10. Kehkimin: Creating a School Dedicated to Language Immersion
The Kehkimin Wolastoqey language immersion school is opening this fall at Killarney Park in Fredericton, New-Brunswick. The city has granted a one year lease to the school so it has access to the surrounding grounds for a land-based education. Ron Tremblay, Wolastoq Grand Council Chief, has worked in language education for 36 years. He has collaborated with Lisa Perley-Dutcher, Chair of the Board of Directors of the new school, to develop the curriculum.
11. Lil’wat Nation, Cowichan Tribes, ʔaq’am, and Seabird Island Band: Acquiring Greater Autonomy for Curriculum Decision-making
The Canadian federal government and First Nations Education Steering Committee announced that the Lil’wat Nation, Cowichan Tribes, ʔaq’am, and Seabird Island Band were granted total autonomy over over its Kindergarten to Grade 12 education systems. This new autonomy means that the nations have complete law-making authority on the curriculum and certification of teachers.
12. Saddle Lake Cree Nation: Including Land-based Learning Opportunities
The new Saddle Lake Cree Nation elementary school has an update. The construction project which began in March of this year, is expected to be completed in July 2023. Debra Cardinal, superintendent of the school, says “The design of the new school incorporates a connection to the Cree way of life and includes land-based learning opportunities”. The school will be developing its own curriculum with a strong focus on the Cree language and history.
13. Red Deer Public School District: Using Books from Indigenous Authors
Red Deer Public School District in Alberta acknowledged Truth and Reconciliation Day by organizing various hands-on activities for their students, and incorporating themes into their lessons that taught about the impact of the residential schools system on Indigenous youth. For Kindergarten to Grade 2 students, age appropriate texts from Indigenous authors were used to teach the value of first teachings from family members.
14. Greater Saskatoon Catholic Schools: Creating Bilingual Programming for the Early Grades
Greater Saskatoon Catholic Schools (GSCS) works with the Saskatoon Tribal Council to provide Cree- and Michif-language options in schools. St. Michael Community School currently offers bilingual programming for Kindergarten and Grade 1. It plans to extend the program to Grade 2 next year. Cornelia Laliberte oversees GSCS’s Indigenous programming and hopes to add more resources for the Michif language, which is not as common as Cree.
15. The Elsie Fabian School: Employing Indigenous Educators and Staff
The Elsie Fabian School opened its doors in Fort McKay, Alberta, to approximately 140 students from the Fort McKay First and Métis Nations. The K-9 school will teach a modified version of the Alberta curriculum that includes the revitalization of Cree and Dene languages, and offer a land-based education. 70% of the school faculty is Indigenous, and includes positions such as library technician and literacy specialist.
Promoting and Revitalizing Indigenous Education

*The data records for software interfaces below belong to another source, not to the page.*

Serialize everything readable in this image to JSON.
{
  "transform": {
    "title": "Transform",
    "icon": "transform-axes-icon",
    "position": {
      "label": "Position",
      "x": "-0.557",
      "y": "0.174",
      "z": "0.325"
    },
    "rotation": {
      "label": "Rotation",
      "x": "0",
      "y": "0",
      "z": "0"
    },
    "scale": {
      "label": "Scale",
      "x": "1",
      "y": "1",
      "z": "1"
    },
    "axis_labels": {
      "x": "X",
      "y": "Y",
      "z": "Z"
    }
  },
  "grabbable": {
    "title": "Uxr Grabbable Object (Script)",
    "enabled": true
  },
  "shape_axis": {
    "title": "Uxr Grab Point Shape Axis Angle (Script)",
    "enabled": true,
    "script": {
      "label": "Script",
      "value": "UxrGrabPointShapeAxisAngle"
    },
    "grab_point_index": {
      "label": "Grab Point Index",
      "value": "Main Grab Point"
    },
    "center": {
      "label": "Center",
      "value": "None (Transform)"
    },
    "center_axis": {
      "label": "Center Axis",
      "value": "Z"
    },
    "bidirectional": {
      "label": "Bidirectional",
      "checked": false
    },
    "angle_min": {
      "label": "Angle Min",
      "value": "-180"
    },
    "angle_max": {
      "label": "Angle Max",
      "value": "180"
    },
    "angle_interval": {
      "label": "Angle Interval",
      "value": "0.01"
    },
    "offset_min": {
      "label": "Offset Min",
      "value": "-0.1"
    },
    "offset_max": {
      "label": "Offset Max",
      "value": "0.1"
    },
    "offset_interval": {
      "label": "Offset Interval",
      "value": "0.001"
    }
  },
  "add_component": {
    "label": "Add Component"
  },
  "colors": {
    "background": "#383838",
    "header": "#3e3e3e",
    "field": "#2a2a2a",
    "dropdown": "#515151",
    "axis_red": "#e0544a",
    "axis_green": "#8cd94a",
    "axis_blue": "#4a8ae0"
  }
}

Sprig will continue to feature such stories of Indigenous Education that demonstrate how education equity is being addressed in different Indigenous communities across North America.
Understanding what other Nations, Tribes, and School Districts are doing allows us to draw inspiration and develop new projects to further the revitalization of Indigenous languages. Sprig is involved in many such projects, working collaboratively with Indigenous educators, leaders and Elders. If you are interested in learning more, please get in touch.